Speech by Mr. Louis Ng Kok Kwang, MP for Nee Soon GRC at the Second Reading of the Misuse of Drugs (Amendment) Bill [Bill no. 51/2018]
Sir, I stand in support of the Bill. It is important to review the existing framework to ensure that we are up to date with the evolving drug landscape. I would like to seek a few clarifications and offer some suggestions.
Effectiveness of penalties as deterrence
I am happy to note that the proposed amendments as a whole reflect a move towards strengthening rehabilitation for drug offenders, and the whole-of-family approach especially when it comes to younger drug offenders.
Just last week, at a visit to the new Selarang Halfway House, Minister Shanmugam announced a three-pronged approach to better rehabilitate ex-offenders. This includes assigning inmates to the same case officer for the entire period of incarceration, focusing more on correctional programmes targeted at individuals, and getting more family and community support.
These amendments will codify the rehabilitative approach and align our legislative framework with ground initiatives.
I note that Section 33 will be amended to introduce mandatory minimum sentences for offences of consuming controlled or specified drugs, failing to provide urine specimens, and failing to provide hair specimens. Further, Section 33A on enhanced penalties for repeat offenders will be expanded.
In light of the refocus on rehabilitation, can the Minister clarify the rationale behind introducing mandatory minimum sentences and enhanced penalties, and how this might be consistent with the broader strategy for addressing repeat commission of drug offences?
Both legislative and executive action should be aligned to present a coherent message on our renewed commitment to rehabilitation and reintegration.
Family as an important part of the rehabilitation process
The family is an important part of the rehabilitation process. At the DRC, I understand that only a third of inmates use their full quota of two 30 minutes visits per month. This is already a clear sign that inmates lack family support and this problem might have existed prior to their drug problem. Strained family ties were perhaps one of the reasons they consumed drugs in the first place.
The new Section 34A will require parents and guardians to undergo mandatory counselling together with young offenders. This is a positive step forward.
In the same vein of embracing a more whole-family approach, I hope we will also consider a greater push towards a more forgiving and rehabilitative approach to all drug offenders.
Beyond focusing on young offenders, we should also help inmates currently serving their sentence to maintain social connections with their immediate family.
The family serves as an important social safety net upon the inmates release. Families help to support inmates’ efforts to change, reintegrate into society as responsible citizens, and reduce the re-offending rate.
Research has shown that family support is a key factor that prevents inmates from reoffending.
I have suggested this before and I hope that we can consider removing the glass panel between inmates and their children more often.
Today, family bonding and interaction with inmate’s children is too limited. Family support, especially interaction with their children, could strengthen the resolve of inmates to change their lives for the better.

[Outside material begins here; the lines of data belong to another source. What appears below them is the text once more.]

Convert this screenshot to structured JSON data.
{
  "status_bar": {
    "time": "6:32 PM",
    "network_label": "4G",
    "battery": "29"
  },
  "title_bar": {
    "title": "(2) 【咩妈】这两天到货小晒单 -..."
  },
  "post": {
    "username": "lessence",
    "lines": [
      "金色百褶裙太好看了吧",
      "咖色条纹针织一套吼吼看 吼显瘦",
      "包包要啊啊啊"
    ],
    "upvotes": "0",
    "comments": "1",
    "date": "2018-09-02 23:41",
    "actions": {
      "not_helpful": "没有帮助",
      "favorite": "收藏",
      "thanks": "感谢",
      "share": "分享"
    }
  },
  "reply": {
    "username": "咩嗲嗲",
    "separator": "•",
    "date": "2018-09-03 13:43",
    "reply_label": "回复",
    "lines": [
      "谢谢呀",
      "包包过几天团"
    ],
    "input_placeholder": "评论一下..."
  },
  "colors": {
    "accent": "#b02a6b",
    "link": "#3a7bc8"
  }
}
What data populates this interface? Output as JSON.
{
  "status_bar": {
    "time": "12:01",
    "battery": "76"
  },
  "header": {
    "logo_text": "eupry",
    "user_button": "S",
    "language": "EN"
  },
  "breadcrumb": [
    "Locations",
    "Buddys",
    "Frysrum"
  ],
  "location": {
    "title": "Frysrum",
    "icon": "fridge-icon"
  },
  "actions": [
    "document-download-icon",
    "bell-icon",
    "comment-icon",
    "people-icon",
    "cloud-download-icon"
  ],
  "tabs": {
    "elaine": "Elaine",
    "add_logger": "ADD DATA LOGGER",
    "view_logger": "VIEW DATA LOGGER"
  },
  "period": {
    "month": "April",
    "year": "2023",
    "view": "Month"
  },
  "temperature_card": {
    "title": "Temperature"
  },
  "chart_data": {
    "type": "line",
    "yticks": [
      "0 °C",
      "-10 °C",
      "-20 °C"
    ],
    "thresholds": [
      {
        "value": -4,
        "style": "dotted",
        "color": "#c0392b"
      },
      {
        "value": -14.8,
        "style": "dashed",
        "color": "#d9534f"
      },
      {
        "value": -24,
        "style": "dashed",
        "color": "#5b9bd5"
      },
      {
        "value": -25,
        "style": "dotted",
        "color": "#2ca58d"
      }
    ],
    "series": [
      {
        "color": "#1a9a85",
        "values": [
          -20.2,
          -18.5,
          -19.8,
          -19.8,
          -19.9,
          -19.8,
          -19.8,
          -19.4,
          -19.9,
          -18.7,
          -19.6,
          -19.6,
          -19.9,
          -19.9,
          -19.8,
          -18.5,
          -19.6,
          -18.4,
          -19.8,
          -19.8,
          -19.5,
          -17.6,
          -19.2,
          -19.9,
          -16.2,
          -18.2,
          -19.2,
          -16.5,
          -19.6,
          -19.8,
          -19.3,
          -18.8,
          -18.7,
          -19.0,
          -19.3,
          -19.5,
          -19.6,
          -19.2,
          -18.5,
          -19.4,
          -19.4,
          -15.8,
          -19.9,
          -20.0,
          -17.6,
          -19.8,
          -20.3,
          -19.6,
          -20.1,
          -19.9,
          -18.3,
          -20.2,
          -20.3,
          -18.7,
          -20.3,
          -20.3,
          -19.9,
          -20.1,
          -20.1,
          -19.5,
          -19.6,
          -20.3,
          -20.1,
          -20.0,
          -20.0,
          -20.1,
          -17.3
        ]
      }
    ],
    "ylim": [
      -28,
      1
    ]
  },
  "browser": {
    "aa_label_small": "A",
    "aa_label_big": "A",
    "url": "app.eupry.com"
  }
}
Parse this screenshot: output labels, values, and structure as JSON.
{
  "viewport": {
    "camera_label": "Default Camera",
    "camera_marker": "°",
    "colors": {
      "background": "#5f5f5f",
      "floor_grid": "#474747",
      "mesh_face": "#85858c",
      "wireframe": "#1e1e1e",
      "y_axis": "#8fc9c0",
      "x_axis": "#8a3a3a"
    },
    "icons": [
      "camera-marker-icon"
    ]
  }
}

Stopping parental contact with their child could cause resentment, a sense of abandonment on both sides, and weaken the social support structure for an inmate. This works against our objective of a supportive rehabilitation process, and also negatively affects the child.
There is precedence to remove the separation by glass panel on special occasions. On Children’s Day in 2017, some inmates at the Tanah Merah Prison were allowed an open visit where they could hug and hold their loved ones. Some of the inmate had not seen their children for four years until that visit.
Having physical contact with their families can be a strong reminder for inmates to turn over a new leaf for their families.
As stated by the spokesperson for Focus on Family Singapore, “Humans thrive when we know we are loved. When inmates connect and are reconciled with their families, there is a lower chance of them reoffending.”
A further look at support for inmates
I would also like to take this opportunity to applaud MHA for increasing support for ex-offenders. The Development and Reintegration Programme is promising, and aimsto help inmates upon their release. It provides continuity of care from prisons to the community, to help the inmates better reintegrate, and prevent re-offending.
Beyond the support offered after ex-offenders are released, I hope we can also provide more support to inmates while they are in prison, especially during the initial incarceration phase and especially by ex-offenders who have managed to turn their lives around.
I had raised this before during the Committee of Supply debates and I hope the Ministry consider including more programmes featuring ex-offenders and imparting life-changing strategies at this initial stage, especially during the initial two to three months when inmates are most motivated to change and commitments are more sustainable.
Sir, notwithstanding my clarifications, I stand in support of this Bill.